BAMAKO (Reuters) - A Senegalese United Nations peacekeeper was killed on Tuesday when a joint French-U.N. military camp in the northern Malian town of Kidal was hit by rocket fire, the U.N. mission and Senegal's state television said.
It was not immediately clear who was responsible for the attack, but Islamist insurgents operating in Mali's north have stepped up attacks on foreign forces in recent weeks. Nine U.N. peacekeepers were killed in an ambush last Friday.
Olivier Salgado, a spokesman for the U.N. force, known as MINUSMA, said between six and eight rockets had been fired at the camp.
"One MINUSMA soldier was killed in the attack," Salgado said, without giving details on the nationality of the peacekeeper. There were no immediate reports of casualties among the French forces from the rocket fire.

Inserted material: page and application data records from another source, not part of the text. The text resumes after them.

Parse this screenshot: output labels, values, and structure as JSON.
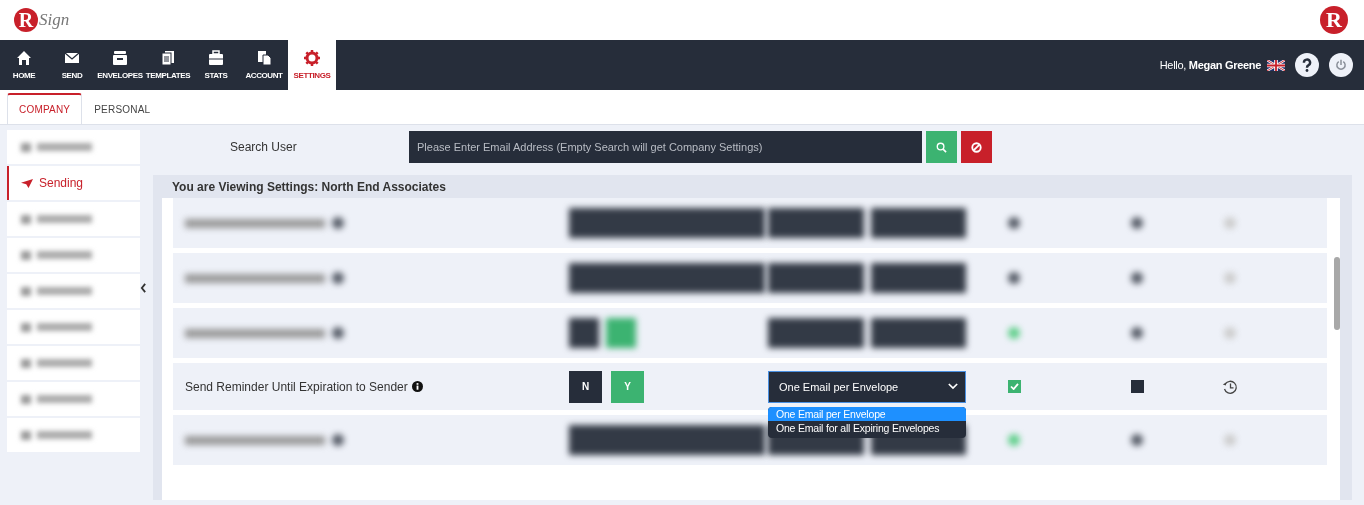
{
  "logo": {
    "letter": "R",
    "word": "Sign"
  },
  "corner_logo": {
    "letter": "R"
  },
  "nav": [
    {
      "label": "HOME",
      "kind": "home",
      "selected": false
    },
    {
      "label": "SEND",
      "kind": "mail",
      "selected": false
    },
    {
      "label": "ENVELOPES",
      "kind": "tray",
      "selected": false
    },
    {
      "label": "TEMPLATES",
      "kind": "docs",
      "selected": false
    },
    {
      "label": "STATS",
      "kind": "case",
      "selected": false
    },
    {
      "label": "ACCOUNT",
      "kind": "copy",
      "selected": false
    },
    {
      "label": "SETTINGS",
      "kind": "gear",
      "selected": true
    }
  ],
  "greeting": "Hello, **Megan Greene**",
  "tabs": [
    {
      "label": "COMPANY",
      "selected": true
    },
    {
      "label": "PERSONAL",
      "selected": false
    }
  ],
  "sidebar": {
    "items": [
      {
        "kind": "blurred"
      },
      {
        "kind": "link",
        "label": "Sending",
        "selected": true
      },
      {
        "kind": "blurred"
      },
      {
        "kind": "blurred"
      },
      {
        "kind": "blurred"
      },
      {
        "kind": "blurred"
      },
      {
        "kind": "blurred"
      },
      {
        "kind": "blurred"
      },
      {
        "kind": "blurred"
      }
    ]
  },
  "search": {
    "label": "Search User",
    "placeholder": "Please Enter Email Address (Empty Search will get Company Settings)"
  },
  "panel": {
    "title": "You are Viewing Settings: North End Associates"
  },
  "rows": [
    {
      "kind": "blurred_select",
      "checked": false
    },
    {
      "kind": "blurred_select",
      "checked": false
    },
    {
      "kind": "blurred_toggle",
      "checked": true
    },
    {
      "kind": "setting",
      "label": "Send Reminder Until Expiration to Sender",
      "toggle": [
        {
          "label": "N",
          "selected": false
        },
        {
          "label": "Y",
          "selected": true
        }
      ],
      "select": {
        "value": "One Email per Envelope",
        "expanded": true,
        "options": [
          {
            "label": "One Email per Envelope",
            "selected": true
          },
          {
            "label": "One Email for all Expiring Envelopes",
            "selected": false
          }
        ]
      },
      "checkbox_1": {
        "checked": true
      },
      "checkbox_2": {
        "checked": false
      }
    },
    {
      "kind": "blurred_select",
      "checked": true
    }
  ]
}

Senegal's state television, citing a statement from the country's army, said the peacekeeper who was killed in the attack was a member of Senegal's 845-strong contingent deployed in Mali as part of the UN's peacekeeping mission.
U.N. peacekeepers have deployed across Mali's north in an effort to secure the country after the separatists and Islamist rebels seized the northern regions, taking advantage of the power vacuum created by a coup in the capital in 2012.
The Islamists were scattered by French forces early last year and elections have since been held. But there has been a marked increase in attacks in recent months as France moved its focus away from Mali towards a regional security mission.
Mali's army was also forced to pull troops from the Kidal region in May after losing a battle following a botched attempt to seize the town from Tuareg separatists. Since then, only UN peacekeepers and a handful of French personnel have been based there.
Speaking in Mali's capital Bamako earlier on Tuesday, UN peacekeeping chief Herve Ladsous said the reduction of French troops and the absence of Malian troops from the region was contributing to the upsurge of insurgent activities.
Instability in southern Libya is also "a factor that plays a role in the fact that these jihadists...have restarted their activities. They have without doubt re-acquired equipment," Ladsous said.
(Reporting by Adama Diarra and Joe Penney in Bamako; additional reporting by Bate Felix, David Lewis and Diadie in Dakar; Writing by David Lewis; Editing by Dominic Evans and Ken Wills)